Herr Karl Louis Dobermann was a man with many jobs: He was a tax collector, who would sometimes work as a police officer, night guard, and dog catcher. Because of his career, Dobermann often found himself traveling with bags of money through dangerous parts of town at late hours; it left him feeling uneasy. With his access to the pound, breeding a canine bodyguard to keep him—and his money—safe seemed like a natural decision. He wanted a medium sized dog that was refined but intimidating. The resulting dog is lean and muscular with dark fur and brown markings.
3. A LOT OF DOGS WENT INTO THE PROCESS
Dobermann did not take a lot of notes on his breeding process, so no one is exactly sure what breeds went into making the Doberman pinscher. However, some possible dogs believed to be in the mix include the Rottweiler, German Shorthaired Pointer, Weimaraner, Manchester Terrier, Beauceron, Great Dane, Black and Tan Terrier, and Greyhound.
4. EAR AND TAIL DOCKING SERVED A PURPOSE
Since these dogs were bred to be personal guards, they needed to be ready to engage in fights. Some owners would remove weak spots, the tail and ears which can be pulled or torn, to avoid potential altercations. Today, most Dobermans are no longer used for fighting purposes, but there are some health concerns to consider. Doberman tails are very thin and sensitive, and can break a lot easier than other dogs’. Additionally, floppy ears prevent air from easily flowing into the ear canals and can cause ear infections. Some owners will dock these appendages simply to avoid future injuries. But many see this process as cruel and unnecessary, and certain countries, included Australia and the U.K., have even banned the practice.
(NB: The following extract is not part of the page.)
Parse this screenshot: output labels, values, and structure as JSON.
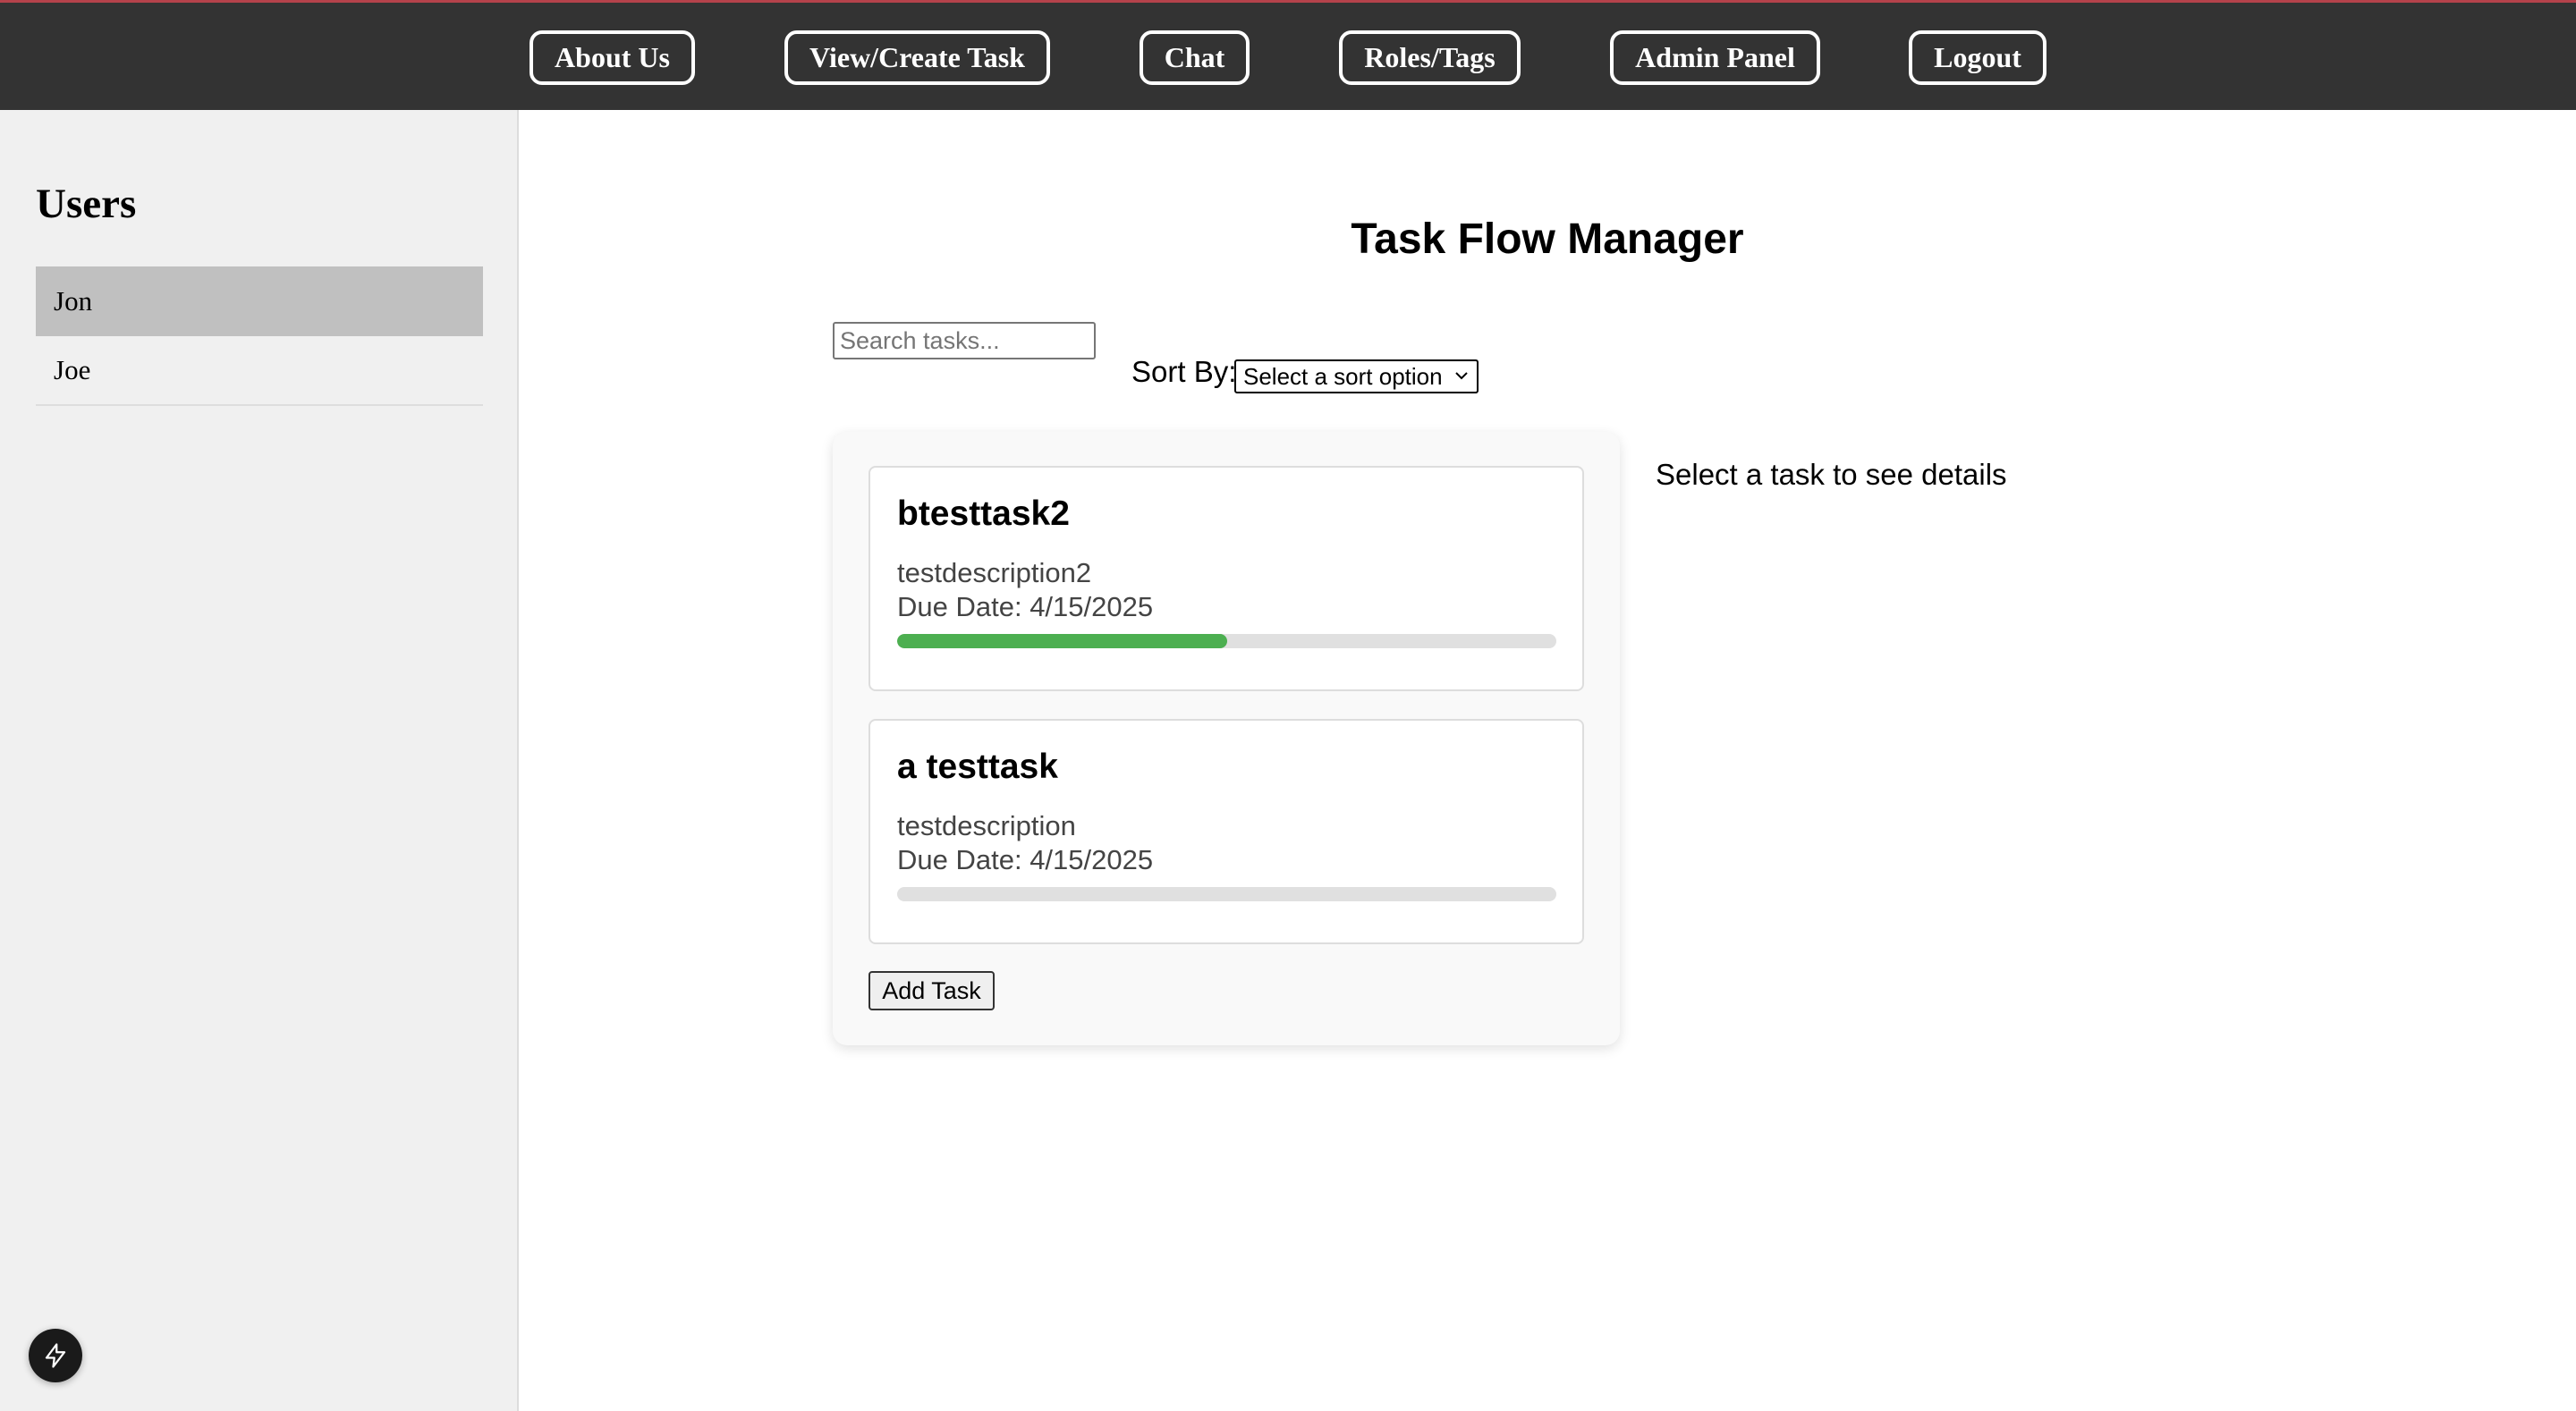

5. NO JOB IS TOO BIG FOR THESE DOGS
Dobermans are extremely athletic and intelligent dogs, so no task is out of their league. (And that includes the job of lap dog, even if you’re less enthused about it.) Dobies have been used for a variety of jobs and sports including police work, scent tracking, coursing, diving, search and rescue, therapy, and guiding the blind.
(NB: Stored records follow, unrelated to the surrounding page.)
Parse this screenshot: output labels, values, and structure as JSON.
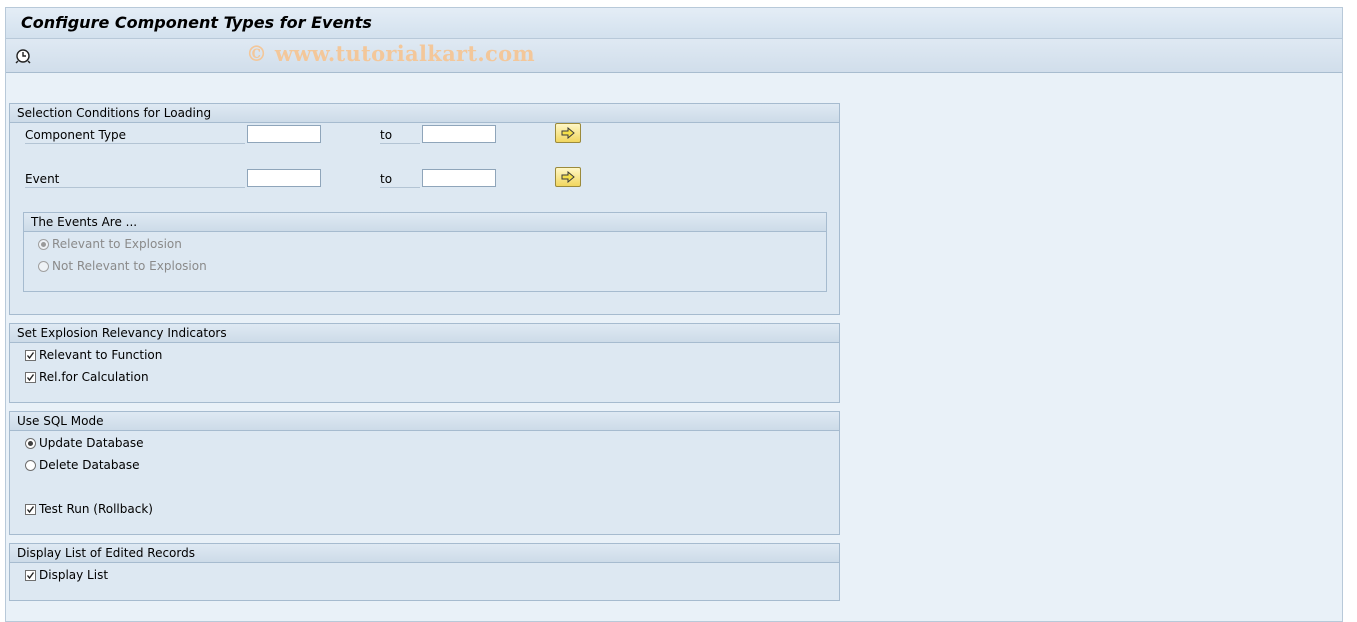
{
  "window": {
    "title": "Configure Component Types for Events",
    "watermark": "© www.tutorialkart.com"
  },
  "toolbar": {
    "execute_icon": "execute-clock-icon"
  },
  "selection": {
    "header": "Selection Conditions for Loading",
    "component_type": {
      "label": "Component Type",
      "from": "",
      "to_label": "to",
      "to": ""
    },
    "event": {
      "label": "Event",
      "from": "",
      "to_label": "to",
      "to": ""
    },
    "multi_select_icon": "arrow-right-icon",
    "events_group": {
      "header": "The Events Are ...",
      "relevant": "Relevant to Explosion",
      "not_relevant": "Not Relevant to Explosion",
      "selected": "relevant"
    }
  },
  "indicators": {
    "header": "Set Explosion Relevancy Indicators",
    "relevant_to_function": {
      "label": "Relevant to Function",
      "checked": true
    },
    "rel_for_calculation": {
      "label": "Rel.for Calculation",
      "checked": true
    }
  },
  "sql_mode": {
    "header": "Use SQL Mode",
    "update_database": "Update Database",
    "delete_database": "Delete Database",
    "selected": "update",
    "test_run": {
      "label": "Test Run (Rollback)",
      "checked": true
    }
  },
  "display": {
    "header": "Display List of Edited Records",
    "display_list": {
      "label": "Display List",
      "checked": true
    }
  },
  "colors": {
    "background": "#e9f1f8",
    "group_background": "#dde8f2",
    "button_yellow": "#f1d65f"
  }
}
6. THEY CAN BE MOVIE STARS
The ‘70s had their share of hokey films, but 1972’s The Doberman Gang takes campy to the next level. The movie, as the trailer’s voiceover explains, is about “six savage Dobies with a thirst for cold cash that leaves banks bone dry.” The dogs are all named after famous bank robbers: Dillinger, Bonnie, Clyde, Pretty Boy Floyd, Baby Face Nelson, and Ma Barker. Using their persuasive barks and growls, these trained dogs manage to make off with heaps of money. If that concept seems silly to you, consider the fact that there were two sequels and talk of a remake as recently as 2010.
7. AND WAR HEROES
Kurt the Doberman was the first canine causality in the 1944 Battle of Guam during WWII. He went ahead of the troops and warned them of the approaching Japanese soldiers. Although an enemy grenade killed the brave dog, many soldiers were saved from the same fate because of his bravery. Kurt became the first of 25 war dogs to be buried in what is now known as the United States Marine Corps War Dog Cemetery on Guam.
A memorial featuring a bronze statue of Kurt has been erected in the cemetery, with the names of the 24 other dogs inscribed on the side. Artist Susan Bahary was asked to create it.
“To me, this is more subject, more about love, even though it is a war monument,” she said. “I hope that people can take a piece of love back when they see that piece. That they’ll feel the love we had for the dogs and that the dogs had for us.”
8. THEY’RE SMART
9. THERE HAVE BEEN DOBERMAN DRILL TEAMS
The first of many Doberman Drill Teams, started by Tess Henseler, performed at the 1959 Westminster KC dog show at Madison Square Garden in New York City. The groups performed at various celebrations and sporting events and showcased the dogs’ intelligence and superior agility. Later, Rosalie Alvarez formed her own team that toured for 30 years.
10. BREEDING IS MAKING THEM MORE GENTLE
Since Dobermans are transitioning from guard dogs to loving companions, breeders are moving them away from aggressive qualities. Although Dobies have a softer personality today, all dogs are different and a lot of their temperament is dependent on proper training. These dogs can be great with families and children, but only when correctly trained and socialized.